- Opening Delimiter -
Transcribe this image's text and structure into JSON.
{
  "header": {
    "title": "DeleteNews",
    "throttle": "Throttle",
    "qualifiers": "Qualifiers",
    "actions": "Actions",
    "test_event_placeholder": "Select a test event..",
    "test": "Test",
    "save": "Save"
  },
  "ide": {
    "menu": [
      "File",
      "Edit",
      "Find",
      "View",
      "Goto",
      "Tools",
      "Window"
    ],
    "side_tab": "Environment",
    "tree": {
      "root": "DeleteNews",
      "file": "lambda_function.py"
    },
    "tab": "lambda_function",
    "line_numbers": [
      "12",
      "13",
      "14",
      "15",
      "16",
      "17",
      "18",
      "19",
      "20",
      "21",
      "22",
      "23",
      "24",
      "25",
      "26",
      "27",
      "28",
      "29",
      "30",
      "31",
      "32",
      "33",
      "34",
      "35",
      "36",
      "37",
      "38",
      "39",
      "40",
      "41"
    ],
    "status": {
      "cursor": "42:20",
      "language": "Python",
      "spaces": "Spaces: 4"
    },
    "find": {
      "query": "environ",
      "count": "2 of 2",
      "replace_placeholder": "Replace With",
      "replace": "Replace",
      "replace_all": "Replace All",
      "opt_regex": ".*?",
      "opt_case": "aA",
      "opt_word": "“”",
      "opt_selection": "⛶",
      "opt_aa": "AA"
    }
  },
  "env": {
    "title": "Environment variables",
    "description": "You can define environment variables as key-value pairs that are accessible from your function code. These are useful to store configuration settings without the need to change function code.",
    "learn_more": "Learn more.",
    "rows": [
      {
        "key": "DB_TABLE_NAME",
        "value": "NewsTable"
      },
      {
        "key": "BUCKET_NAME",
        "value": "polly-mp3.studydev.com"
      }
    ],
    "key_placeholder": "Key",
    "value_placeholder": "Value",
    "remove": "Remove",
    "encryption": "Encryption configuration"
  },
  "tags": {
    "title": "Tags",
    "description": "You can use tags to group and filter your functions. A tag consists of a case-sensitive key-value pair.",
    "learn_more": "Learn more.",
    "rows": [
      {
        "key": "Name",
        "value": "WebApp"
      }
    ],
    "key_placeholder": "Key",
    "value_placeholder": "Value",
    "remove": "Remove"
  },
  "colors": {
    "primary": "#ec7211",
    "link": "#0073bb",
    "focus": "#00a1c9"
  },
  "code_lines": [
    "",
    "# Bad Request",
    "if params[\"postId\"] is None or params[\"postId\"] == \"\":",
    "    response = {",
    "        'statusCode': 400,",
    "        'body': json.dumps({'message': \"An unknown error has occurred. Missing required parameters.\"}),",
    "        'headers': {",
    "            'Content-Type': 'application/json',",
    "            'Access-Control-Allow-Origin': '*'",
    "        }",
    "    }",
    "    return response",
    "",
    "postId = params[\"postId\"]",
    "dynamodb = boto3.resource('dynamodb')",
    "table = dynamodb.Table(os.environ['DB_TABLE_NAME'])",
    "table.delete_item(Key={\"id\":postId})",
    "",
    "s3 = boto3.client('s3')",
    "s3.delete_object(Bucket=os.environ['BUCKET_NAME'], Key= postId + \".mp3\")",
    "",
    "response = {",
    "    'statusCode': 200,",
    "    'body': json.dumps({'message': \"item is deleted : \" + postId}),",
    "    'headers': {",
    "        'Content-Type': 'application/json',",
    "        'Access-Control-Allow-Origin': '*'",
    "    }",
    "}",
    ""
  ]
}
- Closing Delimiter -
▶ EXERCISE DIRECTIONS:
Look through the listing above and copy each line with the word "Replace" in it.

▶ SOLUTION TO THE PROBLEM:
      "replace_placeholder": "Replace With",
      "replace": "Replace",
      "replace_all": "Replace All",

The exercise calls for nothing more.